## ABOUT THIS EXERCISE
Print the records below exactly. Omit every picture.

*** Opening of DATA EXCERPTS ***

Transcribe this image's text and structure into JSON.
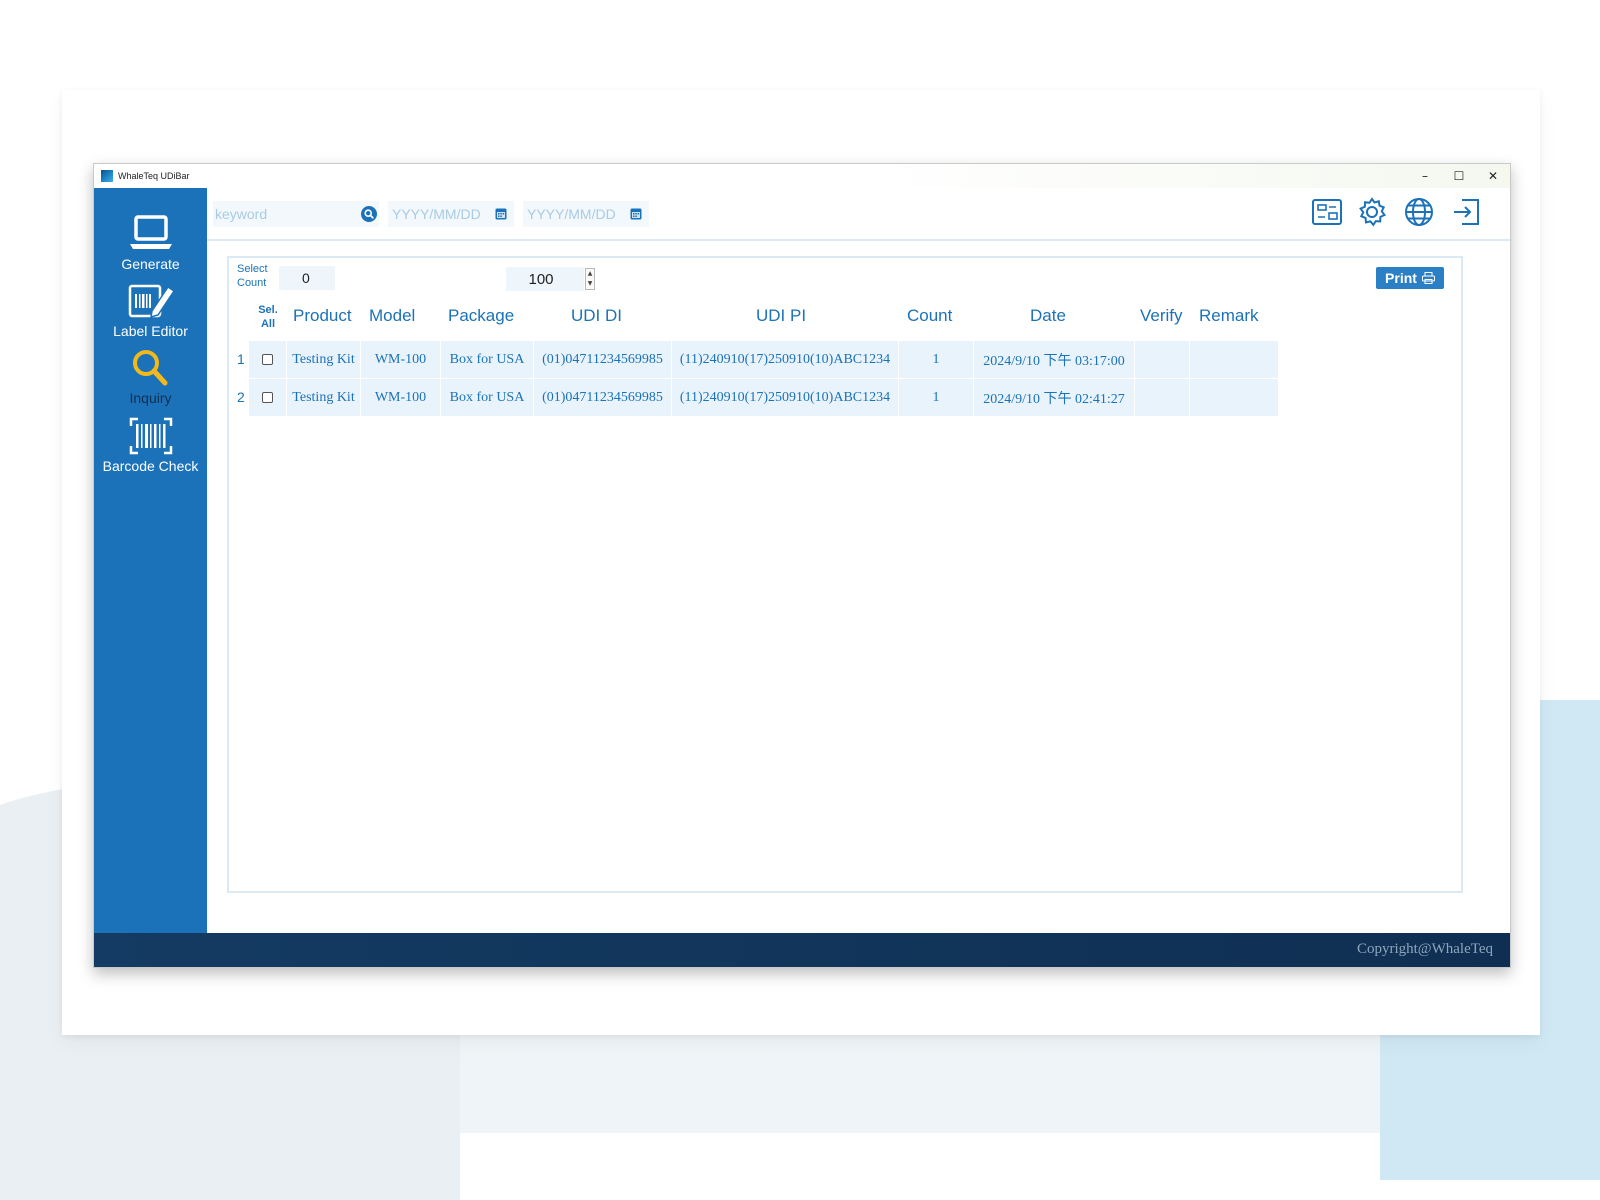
{
  "window": {
    "title": "WhaleTeq UDiBar",
    "controls": [
      "–",
      "☐",
      "✕"
    ]
  },
  "sidebar": {
    "items": [
      {
        "label": "Generate",
        "icon": "laptop-icon"
      },
      {
        "label": "Label Editor",
        "icon": "label-edit-icon"
      },
      {
        "label": "Inquiry",
        "icon": "magnifier-icon"
      },
      {
        "label": "Barcode Check",
        "icon": "barcode-scan-icon"
      }
    ]
  },
  "toolbar": {
    "keyword_placeholder": "keyword",
    "date_from_placeholder": "YYYY/MM/DD",
    "date_to_placeholder": "YYYY/MM/DD",
    "icons": [
      "label-template-icon",
      "settings-gear-icon",
      "language-globe-icon",
      "logout-icon"
    ]
  },
  "panel": {
    "select_label_line1": "Select",
    "select_label_line2": "Count",
    "select_count": "0",
    "page_size": "100",
    "print_label": "Print"
  },
  "table": {
    "sel_all_line1": "Sel.",
    "sel_all_line2": "All",
    "columns": [
      "Product",
      "Model",
      "Package",
      "UDI DI",
      "UDI PI",
      "Count",
      "Date",
      "Verify",
      "Remark"
    ],
    "rows": [
      {
        "no": "1",
        "product": "Testing Kit",
        "model": "WM-100",
        "package": "Box for USA",
        "udi_di": "(01)04711234569985",
        "udi_pi": "(11)240910(17)250910(10)ABC1234",
        "count": "1",
        "date": "2024/9/10 下午 03:17:00",
        "verify": "",
        "remark": ""
      },
      {
        "no": "2",
        "product": "Testing Kit",
        "model": "WM-100",
        "package": "Box for USA",
        "udi_di": "(01)04711234569985",
        "udi_pi": "(11)240910(17)250910(10)ABC1234",
        "count": "1",
        "date": "2024/9/10 下午 02:41:27",
        "verify": "",
        "remark": ""
      }
    ]
  },
  "footer": {
    "copyright": "Copyright@WhaleTeq"
  },
  "colors": {
    "primary": "#1c72b8",
    "row_bg": "#e9f3fc",
    "footer_bg": "#0f2f52",
    "icon_yellow": "#f3b81b"
  }
}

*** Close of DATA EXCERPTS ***

## RESULT OF THE EXERCISE
Transcribe this image's text and structure into JSON.
{
  "window": {
    "title": "WhaleTeq UDiBar",
    "controls": [
      "–",
      "☐",
      "✕"
    ]
  },
  "sidebar": {
    "items": [
      {
        "label": "Generate",
        "icon": "laptop-icon"
      },
      {
        "label": "Label Editor",
        "icon": "label-edit-icon"
      },
      {
        "label": "Inquiry",
        "icon": "magnifier-icon"
      },
      {
        "label": "Barcode Check",
        "icon": "barcode-scan-icon"
      }
    ]
  },
  "toolbar": {
    "keyword_placeholder": "keyword",
    "date_from_placeholder": "YYYY/MM/DD",
    "date_to_placeholder": "YYYY/MM/DD",
    "icons": [
      "label-template-icon",
      "settings-gear-icon",
      "language-globe-icon",
      "logout-icon"
    ]
  },
  "panel": {
    "select_label_line1": "Select",
    "select_label_line2": "Count",
    "select_count": "0",
    "page_size": "100",
    "print_label": "Print"
  },
  "table": {
    "sel_all_line1": "Sel.",
    "sel_all_line2": "All",
    "columns": [
      "Product",
      "Model",
      "Package",
      "UDI DI",
      "UDI PI",
      "Count",
      "Date",
      "Verify",
      "Remark"
    ],
    "rows": [
      {
        "no": "1",
        "product": "Testing Kit",
        "model": "WM-100",
        "package": "Box for USA",
        "udi_di": "(01)04711234569985",
        "udi_pi": "(11)240910(17)250910(10)ABC1234",
        "count": "1",
        "date": "2024/9/10 下午 03:17:00",
        "verify": "",
        "remark": ""
      },
      {
        "no": "2",
        "product": "Testing Kit",
        "model": "WM-100",
        "package": "Box for USA",
        "udi_di": "(01)04711234569985",
        "udi_pi": "(11)240910(17)250910(10)ABC1234",
        "count": "1",
        "date": "2024/9/10 下午 02:41:27",
        "verify": "",
        "remark": ""
      }
    ]
  },
  "footer": {
    "copyright": "Copyright@WhaleTeq"
  },
  "colors": {
    "primary": "#1c72b8",
    "row_bg": "#e9f3fc",
    "footer_bg": "#0f2f52",
    "icon_yellow": "#f3b81b"
  }
}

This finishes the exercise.